↓

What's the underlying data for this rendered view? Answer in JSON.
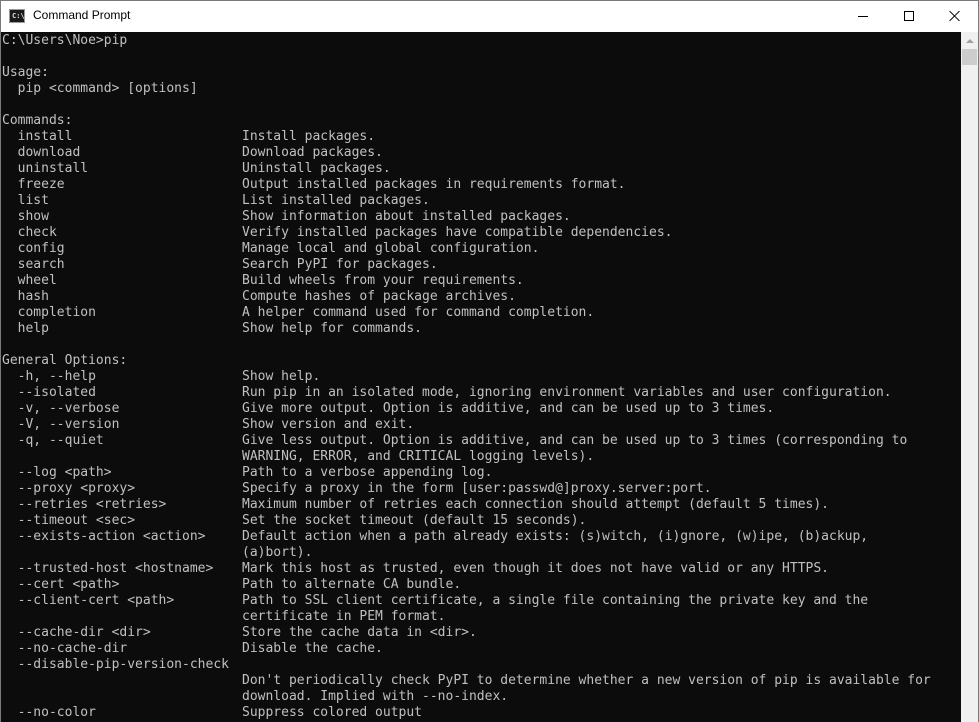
{
  "window": {
    "title": "Command Prompt",
    "icon_label": "C:\\"
  },
  "controls": {
    "minimize_icon": "minimize-icon",
    "maximize_icon": "maximize-icon",
    "close_icon": "close-icon"
  },
  "console": {
    "prompt": "C:\\Users\\Noe>pip",
    "usage_header": "Usage:",
    "usage_line": "  pip <command> [options]",
    "commands_header": "Commands:",
    "commands": [
      {
        "cmd": "  install",
        "desc": "Install packages."
      },
      {
        "cmd": "  download",
        "desc": "Download packages."
      },
      {
        "cmd": "  uninstall",
        "desc": "Uninstall packages."
      },
      {
        "cmd": "  freeze",
        "desc": "Output installed packages in requirements format."
      },
      {
        "cmd": "  list",
        "desc": "List installed packages."
      },
      {
        "cmd": "  show",
        "desc": "Show information about installed packages."
      },
      {
        "cmd": "  check",
        "desc": "Verify installed packages have compatible dependencies."
      },
      {
        "cmd": "  config",
        "desc": "Manage local and global configuration."
      },
      {
        "cmd": "  search",
        "desc": "Search PyPI for packages."
      },
      {
        "cmd": "  wheel",
        "desc": "Build wheels from your requirements."
      },
      {
        "cmd": "  hash",
        "desc": "Compute hashes of package archives."
      },
      {
        "cmd": "  completion",
        "desc": "A helper command used for command completion."
      },
      {
        "cmd": "  help",
        "desc": "Show help for commands."
      }
    ],
    "general_header": "General Options:",
    "options": [
      {
        "opt": "  -h, --help",
        "desc": "Show help."
      },
      {
        "opt": "  --isolated",
        "desc": "Run pip in an isolated mode, ignoring environment variables and user configuration."
      },
      {
        "opt": "  -v, --verbose",
        "desc": "Give more output. Option is additive, and can be used up to 3 times."
      },
      {
        "opt": "  -V, --version",
        "desc": "Show version and exit."
      },
      {
        "opt": "  -q, --quiet",
        "desc": "Give less output. Option is additive, and can be used up to 3 times (corresponding to"
      },
      {
        "opt": "",
        "desc": "WARNING, ERROR, and CRITICAL logging levels)."
      },
      {
        "opt": "  --log <path>",
        "desc": "Path to a verbose appending log."
      },
      {
        "opt": "  --proxy <proxy>",
        "desc": "Specify a proxy in the form [user:passwd@]proxy.server:port."
      },
      {
        "opt": "  --retries <retries>",
        "desc": "Maximum number of retries each connection should attempt (default 5 times)."
      },
      {
        "opt": "  --timeout <sec>",
        "desc": "Set the socket timeout (default 15 seconds)."
      },
      {
        "opt": "  --exists-action <action>",
        "desc": "Default action when a path already exists: (s)witch, (i)gnore, (w)ipe, (b)ackup,"
      },
      {
        "opt": "",
        "desc": "(a)bort)."
      },
      {
        "opt": "  --trusted-host <hostname>",
        "desc": "Mark this host as trusted, even though it does not have valid or any HTTPS."
      },
      {
        "opt": "  --cert <path>",
        "desc": "Path to alternate CA bundle."
      },
      {
        "opt": "  --client-cert <path>",
        "desc": "Path to SSL client certificate, a single file containing the private key and the"
      },
      {
        "opt": "",
        "desc": "certificate in PEM format."
      },
      {
        "opt": "  --cache-dir <dir>",
        "desc": "Store the cache data in <dir>."
      },
      {
        "opt": "  --no-cache-dir",
        "desc": "Disable the cache."
      },
      {
        "opt": "  --disable-pip-version-check",
        "desc": ""
      },
      {
        "opt": "",
        "desc": "Don't periodically check PyPI to determine whether a new version of pip is available for"
      },
      {
        "opt": "",
        "desc": "download. Implied with --no-index."
      },
      {
        "opt": "  --no-color",
        "desc": "Suppress colored output"
      }
    ]
  },
  "colors": {
    "console_bg": "#0c0c0c",
    "console_text": "#c0c0c0"
  }
}
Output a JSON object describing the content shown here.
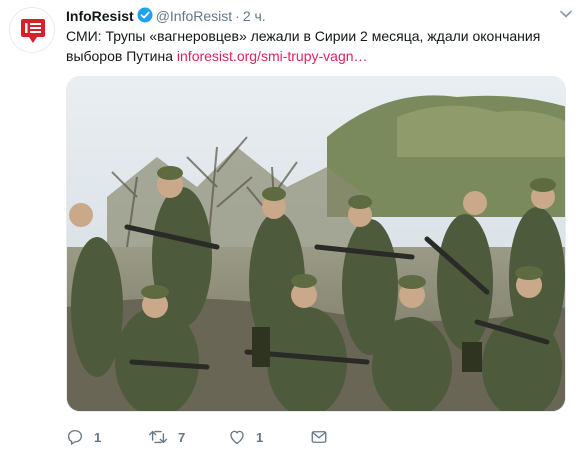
{
  "tweet": {
    "author_name": "InfoResist",
    "author_handle": "@InfoResist",
    "separator": "·",
    "time": "2 ч.",
    "text": "СМИ: Трупы «вагнеровцев» лежали в Сирии 2 месяца, ждали окончания выборов Путина ",
    "link_text": "inforesist.org/smi-trupy-vagn…",
    "image_icon": "group-photo-soldiers"
  },
  "actions": {
    "reply_count": "1",
    "retweet_count": "7",
    "like_count": "1"
  },
  "colors": {
    "link": "#e0245e",
    "muted": "#657786",
    "verified": "#1da1f2",
    "avatar_red": "#d6202a"
  }
}
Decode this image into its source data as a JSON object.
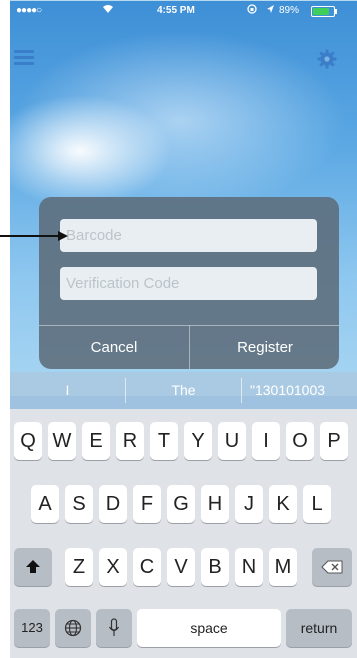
{
  "status_bar": {
    "signal": "●●●●○",
    "time": "4:55 PM",
    "battery_percent": "89%",
    "battery_level": 0.89
  },
  "nav": {
    "menu_icon": "hamburger-menu-icon",
    "settings_icon": "gear-icon"
  },
  "dialog": {
    "barcode_placeholder": "Barcode",
    "verification_placeholder": "Verification Code",
    "cancel_label": "Cancel",
    "register_label": "Register",
    "background": "#5c6c7a"
  },
  "suggestions": [
    "I",
    "The",
    "\"130101003"
  ],
  "keyboard": {
    "row1": [
      "Q",
      "W",
      "E",
      "R",
      "T",
      "Y",
      "U",
      "I",
      "O",
      "P"
    ],
    "row2": [
      "A",
      "S",
      "D",
      "F",
      "G",
      "H",
      "J",
      "K",
      "L"
    ],
    "row3": [
      "Z",
      "X",
      "C",
      "V",
      "B",
      "N",
      "M"
    ],
    "shift_icon": "shift-arrow-icon",
    "delete_icon": "backspace-icon",
    "numbers_label": "123",
    "globe_icon": "globe-icon",
    "mic_icon": "microphone-icon",
    "space_label": "space",
    "return_label": "return"
  },
  "colors": {
    "accent": "#3a7ec9",
    "sky_top": "#3e8fd6",
    "keyboard_bg": "#dfe3e8",
    "battery_fill": "#3fcf5a"
  }
}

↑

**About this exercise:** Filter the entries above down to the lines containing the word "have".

**Completed task:**
        "desc": "Verify installed packages have compatible dependencies."
        "desc": "Mark this host as trusted, even though it does not have valid or any HTTPS."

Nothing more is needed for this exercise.